Student Snippets A Window Into The Daily Life & Thoughts of SLIS Students

Three Fun Places in Boston

For the first time in months, I took some time yesterday to simply walk around Boston and visit a few of my favorite locations within the city. While I probably should have picked a cooler day (yesterday was HOT!), it was still nice to just take some time to enjoy sites that are unique to Boston. If you have not had an opportunity to visit any of the following locations, I strongly suggest you do. They are a part of what makes Boston special and are as notable to city as Central Park is to New York City. 

Beacon Hill: I started my day over in one of my favorite neighborhoods in Boston. With history extending as far back as the early 1600s, the neighborhood of Beacon Hill predominately features federal-style houses build during the nineteenth century. I love this neighborhood; while walking around its brick sidewalks and narrow streets one can easily forget that there is a modern city just a few streets away.
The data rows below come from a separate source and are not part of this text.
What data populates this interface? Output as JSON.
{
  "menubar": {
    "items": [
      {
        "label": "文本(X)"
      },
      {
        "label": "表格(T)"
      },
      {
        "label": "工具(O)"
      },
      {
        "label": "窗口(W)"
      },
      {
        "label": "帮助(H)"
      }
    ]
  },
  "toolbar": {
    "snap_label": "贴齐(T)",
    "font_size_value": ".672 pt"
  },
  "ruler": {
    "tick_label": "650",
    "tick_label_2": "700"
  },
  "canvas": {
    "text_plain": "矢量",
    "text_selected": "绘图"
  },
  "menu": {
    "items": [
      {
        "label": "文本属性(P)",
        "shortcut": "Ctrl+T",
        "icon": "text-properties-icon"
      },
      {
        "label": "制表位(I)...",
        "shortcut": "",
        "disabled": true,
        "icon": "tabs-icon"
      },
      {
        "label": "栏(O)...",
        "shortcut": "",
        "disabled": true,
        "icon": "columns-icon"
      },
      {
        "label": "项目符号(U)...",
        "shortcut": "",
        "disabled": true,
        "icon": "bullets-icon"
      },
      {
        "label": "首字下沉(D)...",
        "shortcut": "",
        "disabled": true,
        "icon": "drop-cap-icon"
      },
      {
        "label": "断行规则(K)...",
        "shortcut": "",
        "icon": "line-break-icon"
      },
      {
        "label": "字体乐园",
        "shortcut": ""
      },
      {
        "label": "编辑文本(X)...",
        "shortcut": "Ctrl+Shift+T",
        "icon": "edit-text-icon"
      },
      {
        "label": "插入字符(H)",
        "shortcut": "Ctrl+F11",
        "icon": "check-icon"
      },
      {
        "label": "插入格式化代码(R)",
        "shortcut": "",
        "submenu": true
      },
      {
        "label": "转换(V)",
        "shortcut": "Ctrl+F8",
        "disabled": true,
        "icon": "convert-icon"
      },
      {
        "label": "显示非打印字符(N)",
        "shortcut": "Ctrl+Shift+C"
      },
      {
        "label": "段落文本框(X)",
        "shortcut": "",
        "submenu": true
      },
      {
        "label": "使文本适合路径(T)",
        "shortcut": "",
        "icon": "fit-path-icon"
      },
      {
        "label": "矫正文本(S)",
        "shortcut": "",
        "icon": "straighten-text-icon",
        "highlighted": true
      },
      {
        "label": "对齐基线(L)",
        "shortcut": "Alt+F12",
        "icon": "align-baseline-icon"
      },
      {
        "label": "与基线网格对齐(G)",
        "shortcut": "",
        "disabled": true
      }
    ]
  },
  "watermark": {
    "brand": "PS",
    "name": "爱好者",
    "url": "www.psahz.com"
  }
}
The Charles Street area is where the old neighborhood and the contemporary Boston collide. Storefronts are in the same old style as the houses of Beacon Hill yet offer fare attractive to those looking for a bite to eat or to do some shopping. If you keep walking down Charles Street, you’ll eventually come across the Red Line stop, Charles MGH. There is a butcher shop, Savenor’s Market, that I always like to poke my head in. If I were a girl with more money and culinary skills, you can bet that I would take advantage of their impressive stock of beef, poultry, and game.
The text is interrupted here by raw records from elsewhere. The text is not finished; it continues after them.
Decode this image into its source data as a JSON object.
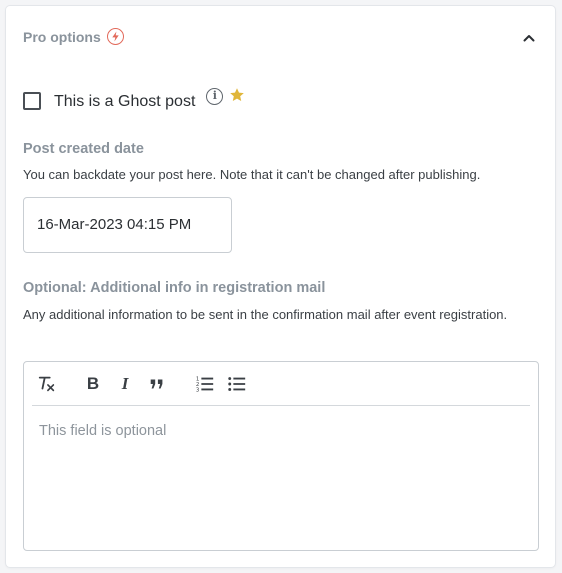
{
  "panel": {
    "title": "Pro options",
    "icons": {
      "title_badge": "bolt-icon",
      "collapse": "chevron-up-icon"
    },
    "colors": {
      "badge": "#e26a5b",
      "star": "#e0b63a",
      "muted_title": "#8a939c"
    }
  },
  "ghost_post": {
    "label": "This is a Ghost post",
    "checked": false,
    "info_glyph": "i",
    "icons": [
      "info-icon",
      "star-icon"
    ]
  },
  "post_date": {
    "title": "Post created date",
    "description": "You can backdate your post here. Note that it can't be changed after publishing.",
    "value": "16-Mar-2023 04:15 PM"
  },
  "registration_mail": {
    "title": "Optional: Additional info in registration mail",
    "description": "Any additional information to be sent in the confirmation mail after event registration.",
    "placeholder": "This field is optional",
    "toolbar": {
      "bold_glyph": "B",
      "italic_glyph": "I",
      "quote_glyph": "”",
      "buttons": [
        "clear-formatting-icon",
        "bold-icon",
        "italic-icon",
        "blockquote-icon",
        "ordered-list-icon",
        "bullet-list-icon"
      ]
    }
  }
}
Public Garden: While I was originally going to go over to the Common, I decided at the last minute to walk over the Public Garden instead. For those unfamiliar with the Public Garden, its the place of swan boats and the bench from that scene from the film Good Will Hunting. While I never forget how fun much the Public Garden was during last year’s snow-apocalypse -the duck pond had completely frozen over- the Garden is best seen either in the spring or the Summer, when the flowers are in bloom. Personally, I like the Public Gardens more than the Commons. I can’t really explain why but I think it has to do with the size of the garden. It is not too big but also not too small. Everything fits perfectly into the space and creates a beautiful and relaxing environment. One of these days I really need to bring a blanket, a book, and picnic lunch to the garden…
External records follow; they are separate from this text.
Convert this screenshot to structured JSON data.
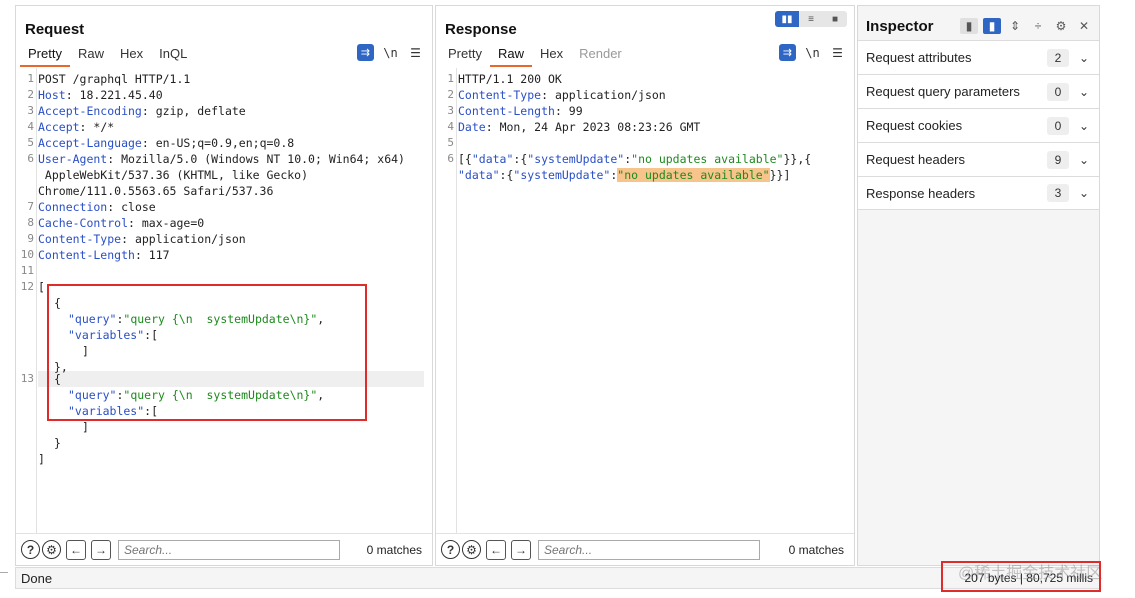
{
  "request": {
    "title": "Request",
    "tabs": [
      "Pretty",
      "Raw",
      "Hex",
      "InQL"
    ],
    "active_tab": "Pretty",
    "line_numbers": [
      "1",
      "2",
      "3",
      "4",
      "5",
      "6",
      "7",
      "8",
      "9",
      "10",
      "11",
      "12",
      "13"
    ],
    "headers": [
      {
        "key": "",
        "value": "POST /graphql HTTP/1.1"
      },
      {
        "key": "Host",
        "value": " 18.221.45.40"
      },
      {
        "key": "Accept-Encoding",
        "value": " gzip, deflate"
      },
      {
        "key": "Accept",
        "value": " */*"
      },
      {
        "key": "Accept-Language",
        "value": " en-US;q=0.9,en;q=0.8"
      },
      {
        "key": "User-Agent",
        "value": " Mozilla/5.0 (Windows NT 10.0; Win64; x64)"
      },
      {
        "key": "",
        "value": " AppleWebKit/537.36 (KHTML, like Gecko)"
      },
      {
        "key": "",
        "value": "Chrome/111.0.5563.65 Safari/537.36"
      },
      {
        "key": "Connection",
        "value": " close"
      },
      {
        "key": "Cache-Control",
        "value": " max-age=0"
      },
      {
        "key": "Content-Type",
        "value": " application/json"
      },
      {
        "key": "Content-Length",
        "value": " 117"
      }
    ],
    "body": {
      "open": "[",
      "obj_open": "{",
      "query_key": "\"query\"",
      "query_value": "\"query {\\n  systemUpdate\\n}\"",
      "variables_key": "\"variables\"",
      "arr_open": "[",
      "arr_close": "]",
      "obj_close_comma": "},",
      "obj_close": "}",
      "close": "]"
    },
    "search_placeholder": "Search...",
    "matches": "0 matches"
  },
  "response": {
    "title": "Response",
    "tabs": [
      "Pretty",
      "Raw",
      "Hex",
      "Render"
    ],
    "active_tab": "Raw",
    "line_numbers": [
      "1",
      "2",
      "3",
      "4",
      "5",
      "6"
    ],
    "status_line": "HTTP/1.1 200 OK",
    "headers": [
      {
        "key": "Content-Type",
        "value": " application/json"
      },
      {
        "key": "Content-Length",
        "value": " 99"
      },
      {
        "key": "Date",
        "value": " Mon, 24 Apr 2023 08:23:26 GMT"
      }
    ],
    "body": {
      "line1_a": "[{",
      "data_key": "\"data\"",
      "colon_brace": ":{",
      "su_key": "\"systemUpdate\"",
      "colon": ":",
      "su_value": "\"no updates available\"",
      "line1_end": "}},{",
      "line2_end": "}}]"
    },
    "search_placeholder": "Search...",
    "matches": "0 matches"
  },
  "inspector": {
    "title": "Inspector",
    "rows": [
      {
        "label": "Request attributes",
        "count": "2"
      },
      {
        "label": "Request query parameters",
        "count": "0"
      },
      {
        "label": "Request cookies",
        "count": "0"
      },
      {
        "label": "Request headers",
        "count": "9"
      },
      {
        "label": "Response headers",
        "count": "3"
      }
    ]
  },
  "status": {
    "text": "Done",
    "stats": "207 bytes | 80,725 millis"
  },
  "watermark": "@稀土掘金技术社区"
}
Museum of Fine Arts: I finished of my day of walking by ending up at Boston’s very own Museum of Fine Arts. THIS is one of those “You have to see this…” spots. Yes, Beacon Hill and the Public Garden are equally important but the MFA houses a one-of-a-kind art collection. Even if you are not the biggest of art lovers, a trip to Boston is not complete with out at least taking an hour or two and touring through the museum’s impressive holdings. A number of friends have been telling me about the amazing visiting exhibit, Megacities Asia for months and I figured that it was high time I saw it for myself. Spread across the museum, the exhibit features artwork created by eleven artists representing the cities of Beijing, Shanghai, Delhi, Mumbai, and Seoul. The mixed-medium works were amazing and really captured the stories that the artists were trying to tell. I think my favorite was Asim Wagif’s Venu, which was a bamboo structure with cotton and jute ropes. There were interactive electronics hiding within some of the bamboo that rewarded the viewers who weren’t afraid to gently touch the structure.

So there you have it, three of my favorite locations in Boston. All of these are worth seeing if you haven’t already though don’t feel compelled to do so all in one day. Even I hadn’t planned to do that; the day just worked out that way. Regardless, I strongly suggest taking advantage of the Summer weather and the time off from school to get outside and see what Boston has to offer.